TAIPEI (Reuters) – Taiwan Semiconductor Manufacturing Co (TSMC) has made up its order book with other customers now that it’s lost China’s Huawei Technologies Co Ltd [HWT.UL], which is subject to U.S. sales restrictions, a minister said on Monday.
TSMC’s clients include Huawei’s chip division HiSilicon. However, the U.S. blacklisting of Huawei over security concerns and trade disputes with China has left the world’s biggest contract chipmaker exposed to diplomatic developments between two countries where it also has production bases.
Last month, the corporate unveiled plans for a $12-billion plant within the us just hours before the U.S. Department of Commerce outlined a proposal to amend chip export rules – a move that might restrict TSMC’s sales to Huawei.
The amendment would require licences for sales of semiconductors made abroad with U.S. technology to Huawei, the world’s biggest supplier of telecoms equipment and its second-largest smartphone maker.
Kung Ming-hsin, the new head of Taiwan’s economic planning agency, the National Development Council, said the us was taking aim at a selected company, not Taiwan’s economic relations with China, the island’s largest trading partner.

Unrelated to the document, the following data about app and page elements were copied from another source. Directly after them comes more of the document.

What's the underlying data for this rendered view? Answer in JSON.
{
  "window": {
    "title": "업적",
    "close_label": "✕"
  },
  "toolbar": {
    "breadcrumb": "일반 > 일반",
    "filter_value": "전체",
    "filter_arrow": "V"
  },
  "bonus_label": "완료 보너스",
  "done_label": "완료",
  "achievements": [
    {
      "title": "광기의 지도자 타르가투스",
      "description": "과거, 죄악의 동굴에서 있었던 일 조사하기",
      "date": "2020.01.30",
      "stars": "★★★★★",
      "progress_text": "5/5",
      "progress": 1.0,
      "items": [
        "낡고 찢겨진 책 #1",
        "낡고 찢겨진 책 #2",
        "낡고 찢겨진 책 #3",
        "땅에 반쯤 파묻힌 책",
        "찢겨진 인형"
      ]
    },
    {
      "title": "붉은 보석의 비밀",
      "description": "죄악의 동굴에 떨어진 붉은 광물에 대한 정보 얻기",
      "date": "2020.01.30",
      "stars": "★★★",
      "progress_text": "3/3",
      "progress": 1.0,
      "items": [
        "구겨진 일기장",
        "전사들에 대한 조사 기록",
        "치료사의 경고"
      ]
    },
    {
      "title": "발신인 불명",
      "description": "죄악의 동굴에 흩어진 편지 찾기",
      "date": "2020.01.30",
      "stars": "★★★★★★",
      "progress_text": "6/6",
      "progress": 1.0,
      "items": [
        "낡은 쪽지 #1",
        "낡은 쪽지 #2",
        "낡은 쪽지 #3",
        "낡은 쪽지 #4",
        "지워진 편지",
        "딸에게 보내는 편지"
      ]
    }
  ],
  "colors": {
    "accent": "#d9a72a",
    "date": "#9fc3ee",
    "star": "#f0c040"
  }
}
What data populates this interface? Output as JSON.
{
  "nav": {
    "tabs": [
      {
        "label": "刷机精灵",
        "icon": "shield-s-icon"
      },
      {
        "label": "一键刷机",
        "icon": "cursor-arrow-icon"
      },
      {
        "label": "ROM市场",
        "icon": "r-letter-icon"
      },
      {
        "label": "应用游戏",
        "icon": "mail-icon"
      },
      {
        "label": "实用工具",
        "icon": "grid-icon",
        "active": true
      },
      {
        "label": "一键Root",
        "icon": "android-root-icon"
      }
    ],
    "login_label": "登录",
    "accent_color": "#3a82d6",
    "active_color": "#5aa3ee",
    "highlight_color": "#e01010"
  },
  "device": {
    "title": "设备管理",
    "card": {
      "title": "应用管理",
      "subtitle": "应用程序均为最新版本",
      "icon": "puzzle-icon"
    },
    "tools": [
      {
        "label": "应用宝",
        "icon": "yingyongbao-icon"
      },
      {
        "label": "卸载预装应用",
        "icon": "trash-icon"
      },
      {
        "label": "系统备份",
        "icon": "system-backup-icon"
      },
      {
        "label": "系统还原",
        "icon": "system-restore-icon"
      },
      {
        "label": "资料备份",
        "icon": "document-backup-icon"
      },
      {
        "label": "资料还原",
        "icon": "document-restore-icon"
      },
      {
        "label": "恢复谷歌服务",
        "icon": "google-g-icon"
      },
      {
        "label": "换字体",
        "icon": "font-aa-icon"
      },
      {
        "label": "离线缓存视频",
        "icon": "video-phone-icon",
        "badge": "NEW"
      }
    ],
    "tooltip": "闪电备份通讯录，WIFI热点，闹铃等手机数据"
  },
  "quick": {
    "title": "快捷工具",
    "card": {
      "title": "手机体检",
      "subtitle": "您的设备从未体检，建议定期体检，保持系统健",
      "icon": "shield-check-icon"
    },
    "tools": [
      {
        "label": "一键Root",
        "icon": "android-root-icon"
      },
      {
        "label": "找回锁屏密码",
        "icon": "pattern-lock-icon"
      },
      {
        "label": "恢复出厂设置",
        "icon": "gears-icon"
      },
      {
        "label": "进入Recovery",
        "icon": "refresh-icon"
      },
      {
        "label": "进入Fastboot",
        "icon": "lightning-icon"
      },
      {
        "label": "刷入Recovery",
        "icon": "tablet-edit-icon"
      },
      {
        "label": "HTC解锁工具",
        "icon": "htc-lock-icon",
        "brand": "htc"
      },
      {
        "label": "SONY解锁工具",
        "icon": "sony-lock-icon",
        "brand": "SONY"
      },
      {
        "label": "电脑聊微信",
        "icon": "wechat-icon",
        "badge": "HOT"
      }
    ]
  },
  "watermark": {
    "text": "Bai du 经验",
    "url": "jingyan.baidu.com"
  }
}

“The us has not asked Taiwan to chop off all ties with China. It’s aimed toward Huawei,” Kung told reporters in Taipei.
The main reason the us has targeted Huawei is because it had been not transparent and had too close a relationship with the Chinese government, he added, charges the corporate has denied.
“As for TSMC, although their orders not have Huawei, they’ve quickly been filled up, as people actually need them,” Kung said, without elaborating.
TSMC declined to comment, saying it didn’t discuss its customers.
The chairman of TSMC, a supplier to U.S. tech giants like Apple Inc, said this month the firm could quickly fill any order gap should U.S. curbs prevent sales to Huawei.